* _Brief_:
A verbatim copy of the listing is the expected output.

* _Records to process_:
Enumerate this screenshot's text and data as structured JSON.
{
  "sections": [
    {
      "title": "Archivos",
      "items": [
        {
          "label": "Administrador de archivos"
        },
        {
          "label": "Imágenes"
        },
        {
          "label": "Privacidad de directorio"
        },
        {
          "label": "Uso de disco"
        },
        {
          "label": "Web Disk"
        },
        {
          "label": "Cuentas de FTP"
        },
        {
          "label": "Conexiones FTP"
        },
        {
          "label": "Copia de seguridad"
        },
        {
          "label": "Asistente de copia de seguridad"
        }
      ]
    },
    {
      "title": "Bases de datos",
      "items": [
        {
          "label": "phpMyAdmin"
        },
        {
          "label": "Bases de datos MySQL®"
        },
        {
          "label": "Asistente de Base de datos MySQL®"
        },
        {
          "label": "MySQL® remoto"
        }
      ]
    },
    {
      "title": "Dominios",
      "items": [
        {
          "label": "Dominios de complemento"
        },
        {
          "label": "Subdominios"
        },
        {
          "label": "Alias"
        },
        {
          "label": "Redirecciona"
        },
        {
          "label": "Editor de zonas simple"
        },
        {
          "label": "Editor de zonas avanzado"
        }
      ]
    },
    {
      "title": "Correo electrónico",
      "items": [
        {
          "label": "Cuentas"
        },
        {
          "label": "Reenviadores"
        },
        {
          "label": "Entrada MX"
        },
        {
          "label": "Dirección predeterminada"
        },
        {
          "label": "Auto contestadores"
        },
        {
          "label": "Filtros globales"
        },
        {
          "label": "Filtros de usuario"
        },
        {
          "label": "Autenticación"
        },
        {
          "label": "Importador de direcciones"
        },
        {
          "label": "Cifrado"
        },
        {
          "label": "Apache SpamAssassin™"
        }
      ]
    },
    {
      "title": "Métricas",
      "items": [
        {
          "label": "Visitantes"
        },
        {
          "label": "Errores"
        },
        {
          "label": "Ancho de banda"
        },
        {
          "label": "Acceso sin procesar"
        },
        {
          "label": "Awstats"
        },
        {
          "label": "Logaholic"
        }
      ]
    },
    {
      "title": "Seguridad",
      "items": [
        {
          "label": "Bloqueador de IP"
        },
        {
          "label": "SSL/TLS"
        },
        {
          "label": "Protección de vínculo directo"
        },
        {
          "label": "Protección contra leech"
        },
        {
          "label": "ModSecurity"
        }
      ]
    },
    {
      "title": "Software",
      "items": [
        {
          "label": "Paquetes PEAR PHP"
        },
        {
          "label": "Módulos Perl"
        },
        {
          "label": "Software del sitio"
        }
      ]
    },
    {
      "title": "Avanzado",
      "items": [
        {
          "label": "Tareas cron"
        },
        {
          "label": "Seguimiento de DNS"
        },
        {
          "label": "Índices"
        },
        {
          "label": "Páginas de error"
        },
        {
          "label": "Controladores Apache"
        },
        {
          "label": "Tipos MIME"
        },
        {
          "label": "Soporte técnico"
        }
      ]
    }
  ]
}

* _Result of this task_:
Enumerate this screenshot's text and data as structured JSON.
{
  "sections": [
    {
      "title": "Archivos",
      "items": [
        {
          "label": "Administrador de archivos"
        },
        {
          "label": "Imágenes"
        },
        {
          "label": "Privacidad de directorio"
        },
        {
          "label": "Uso de disco"
        },
        {
          "label": "Web Disk"
        },
        {
          "label": "Cuentas de FTP"
        },
        {
          "label": "Conexiones FTP"
        },
        {
          "label": "Copia de seguridad"
        },
        {
          "label": "Asistente de copia de seguridad"
        }
      ]
    },
    {
      "title": "Bases de datos",
      "items": [
        {
          "label": "phpMyAdmin"
        },
        {
          "label": "Bases de datos MySQL®"
        },
        {
          "label": "Asistente de Base de datos MySQL®"
        },
        {
          "label": "MySQL® remoto"
        }
      ]
    },
    {
      "title": "Dominios",
      "items": [
        {
          "label": "Dominios de complemento"
        },
        {
          "label": "Subdominios"
        },
        {
          "label": "Alias"
        },
        {
          "label": "Redirecciona"
        },
        {
          "label": "Editor de zonas simple"
        },
        {
          "label": "Editor de zonas avanzado"
        }
      ]
    },
    {
      "title": "Correo electrónico",
      "items": [
        {
          "label": "Cuentas"
        },
        {
          "label": "Reenviadores"
        },
        {
          "label": "Entrada MX"
        },
        {
          "label": "Dirección predeterminada"
        },
        {
          "label": "Auto contestadores"
        },
        {
          "label": "Filtros globales"
        },
        {
          "label": "Filtros de usuario"
        },
        {
          "label": "Autenticación"
        },
        {
          "label": "Importador de direcciones"
        },
        {
          "label": "Cifrado"
        },
        {
          "label": "Apache SpamAssassin™"
        }
      ]
    },
    {
      "title": "Métricas",
      "items": [
        {
          "label": "Visitantes"
        },
        {
          "label": "Errores"
        },
        {
          "label": "Ancho de banda"
        },
        {
          "label": "Acceso sin procesar"
        },
        {
          "label": "Awstats"
        },
        {
          "label": "Logaholic"
        }
      ]
    },
    {
      "title": "Seguridad",
      "items": [
        {
          "label": "Bloqueador de IP"
        },
        {
          "label": "SSL/TLS"
        },
        {
          "label": "Protección de vínculo directo"
        },
        {
          "label": "Protección contra leech"
        },
        {
          "label": "ModSecurity"
        }
      ]
    },
    {
      "title": "Software",
      "items": [
        {
          "label": "Paquetes PEAR PHP"
        },
        {
          "label": "Módulos Perl"
        },
        {
          "label": "Software del sitio"
        }
      ]
    },
    {
      "title": "Avanzado",
      "items": [
        {
          "label": "Tareas cron"
        },
        {
          "label": "Seguimiento de DNS"
        },
        {
          "label": "Índices"
        },
        {
          "label": "Páginas de error"
        },
        {
          "label": "Controladores Apache"
        },
        {
          "label": "Tipos MIME"
        },
        {
          "label": "Soporte técnico"
        }
      ]
    }
  ]
}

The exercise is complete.